Nothyng to love is more desyrous
Than instant labour and delectacyon:
The harded harte it geveth occasyon
For to consider how that her servaunt
To obtayne her love is so attendaunt.
Thus al in comonyng we the nyght did passe,
Tyll in the ayre wyth clowdes fayre and red
Rysyn was Phebus, shynyng in the glasse,
In the chamber his golden rayes were spred,
And Dyane derlyng pale as any leade,
Whan the lytle byrdes swetely dyd syng
With tunes musicall in the fayre mornyng.
OF THE DOLOROUS AND LOWLY DISPUTACION BETWENE LA BEL PUCELL AND GRAUNDAMOURE.
COUNCELL and I than rose ful quickely
And made us redy on her way to walke,
In our clenly wede apparayled properly.
What I wolde saye I dyd unto hym talke,
Tyl on his boke he began to calke
How the sonne entred was in Gemyne;
And eke Dyane, ful of mutabilite,
Entred the Crab, her propre mancyon,
Than ryght amyddes of the Dragons hed;
And Venus and she made conjuncyon.
Frome the combust way she had her so sped,
She had no let that was to be dredde,
The assured ayre was depaynted clere
With golden beames of fayre Phebus spere.
Than forth so went good Counsell and I,
At vi. a clocke, unto a garden fayre;
By Musykes toure walked most goodly,
Where La Bell Pucell used to repayre

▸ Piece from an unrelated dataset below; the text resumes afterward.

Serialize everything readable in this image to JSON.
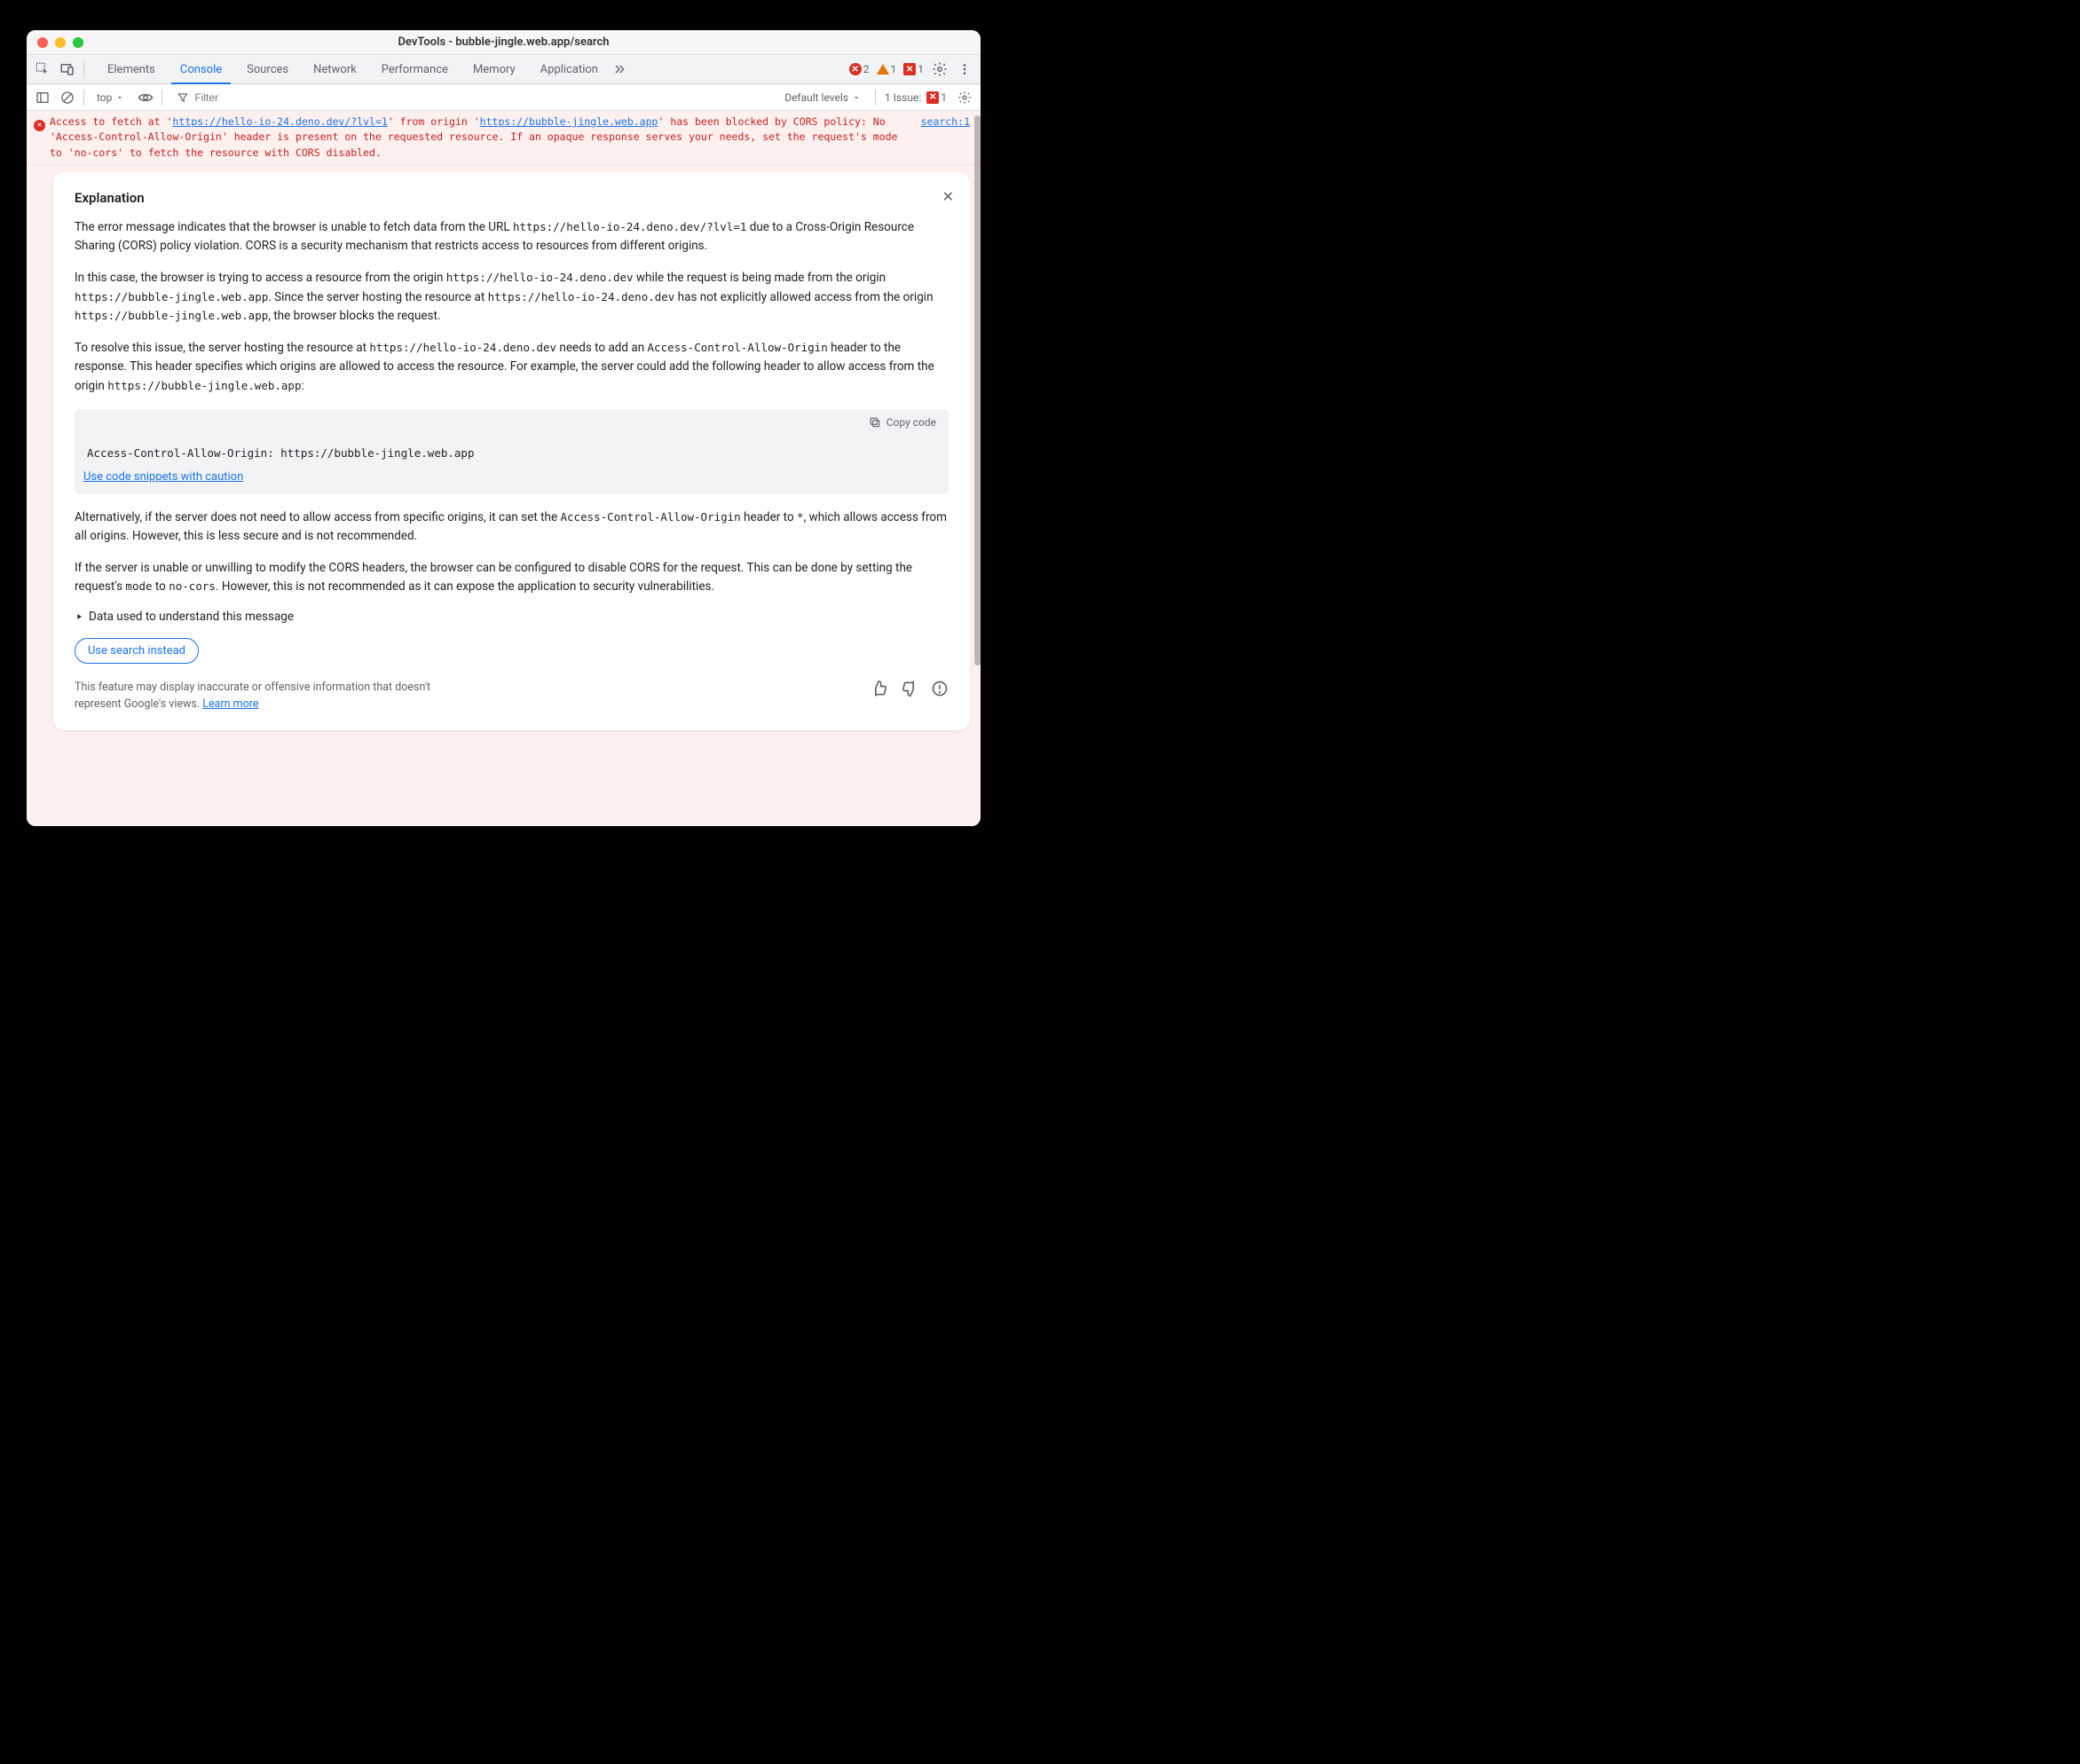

In the swete mornyng for to take the ayre
Among the floures of aromatyke fume,
The mysty ayre to exyle and consume.